[Component data from apps and pages]
_ _ _

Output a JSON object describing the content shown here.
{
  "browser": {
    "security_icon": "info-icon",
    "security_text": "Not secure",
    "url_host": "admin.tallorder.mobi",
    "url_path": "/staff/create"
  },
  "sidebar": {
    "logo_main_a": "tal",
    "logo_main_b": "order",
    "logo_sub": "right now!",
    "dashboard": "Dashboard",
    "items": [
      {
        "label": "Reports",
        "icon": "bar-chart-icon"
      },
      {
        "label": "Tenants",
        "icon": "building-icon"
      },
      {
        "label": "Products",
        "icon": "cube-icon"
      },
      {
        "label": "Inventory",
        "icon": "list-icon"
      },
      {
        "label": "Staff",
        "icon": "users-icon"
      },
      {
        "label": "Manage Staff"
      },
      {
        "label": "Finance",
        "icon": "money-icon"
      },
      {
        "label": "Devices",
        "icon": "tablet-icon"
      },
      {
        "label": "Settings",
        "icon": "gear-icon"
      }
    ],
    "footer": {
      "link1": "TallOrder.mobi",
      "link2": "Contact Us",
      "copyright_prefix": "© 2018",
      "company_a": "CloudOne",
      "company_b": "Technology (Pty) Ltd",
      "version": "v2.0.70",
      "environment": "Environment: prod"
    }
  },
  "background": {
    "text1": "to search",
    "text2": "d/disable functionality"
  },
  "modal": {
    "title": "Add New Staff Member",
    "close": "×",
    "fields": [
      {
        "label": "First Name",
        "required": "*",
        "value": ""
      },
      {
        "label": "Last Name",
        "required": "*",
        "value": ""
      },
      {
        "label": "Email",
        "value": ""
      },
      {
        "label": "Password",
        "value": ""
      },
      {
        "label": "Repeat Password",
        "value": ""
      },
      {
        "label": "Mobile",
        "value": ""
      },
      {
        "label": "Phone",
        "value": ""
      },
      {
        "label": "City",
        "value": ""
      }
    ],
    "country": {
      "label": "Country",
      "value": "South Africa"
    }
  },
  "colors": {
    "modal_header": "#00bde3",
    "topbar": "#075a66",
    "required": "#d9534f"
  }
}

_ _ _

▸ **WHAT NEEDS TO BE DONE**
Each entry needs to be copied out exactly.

▸ **TASK OUTPUT**
Output a JSON object describing the content shown here.
{
  "browser": {
    "security_icon": "info-icon",
    "security_text": "Not secure",
    "url_host": "admin.tallorder.mobi",
    "url_path": "/staff/create"
  },
  "sidebar": {
    "logo_main_a": "tal",
    "logo_main_b": "order",
    "logo_sub": "right now!",
    "dashboard": "Dashboard",
    "items": [
      {
        "label": "Reports",
        "icon": "bar-chart-icon"
      },
      {
        "label": "Tenants",
        "icon": "building-icon"
      },
      {
        "label": "Products",
        "icon": "cube-icon"
      },
      {
        "label": "Inventory",
        "icon": "list-icon"
      },
      {
        "label": "Staff",
        "icon": "users-icon"
      },
      {
        "label": "Manage Staff"
      },
      {
        "label": "Finance",
        "icon": "money-icon"
      },
      {
        "label": "Devices",
        "icon": "tablet-icon"
      },
      {
        "label": "Settings",
        "icon": "gear-icon"
      }
    ],
    "footer": {
      "link1": "TallOrder.mobi",
      "link2": "Contact Us",
      "copyright_prefix": "© 2018",
      "company_a": "CloudOne",
      "company_b": "Technology (Pty) Ltd",
      "version": "v2.0.70",
      "environment": "Environment: prod"
    }
  },
  "background": {
    "text1": "to search",
    "text2": "d/disable functionality"
  },
  "modal": {
    "title": "Add New Staff Member",
    "close": "×",
    "fields": [
      {
        "label": "First Name",
        "required": "*",
        "value": ""
      },
      {
        "label": "Last Name",
        "required": "*",
        "value": ""
      },
      {
        "label": "Email",
        "value": ""
      },
      {
        "label": "Password",
        "value": ""
      },
      {
        "label": "Repeat Password",
        "value": ""
      },
      {
        "label": "Mobile",
        "value": ""
      },
      {
        "label": "Phone",
        "value": ""
      },
      {
        "label": "City",
        "value": ""
      }
    ],
    "country": {
      "label": "Country",
      "value": "South Africa"
    }
  },
  "colors": {
    "modal_header": "#00bde3",
    "topbar": "#075a66",
    "required": "#d9534f"
  }
}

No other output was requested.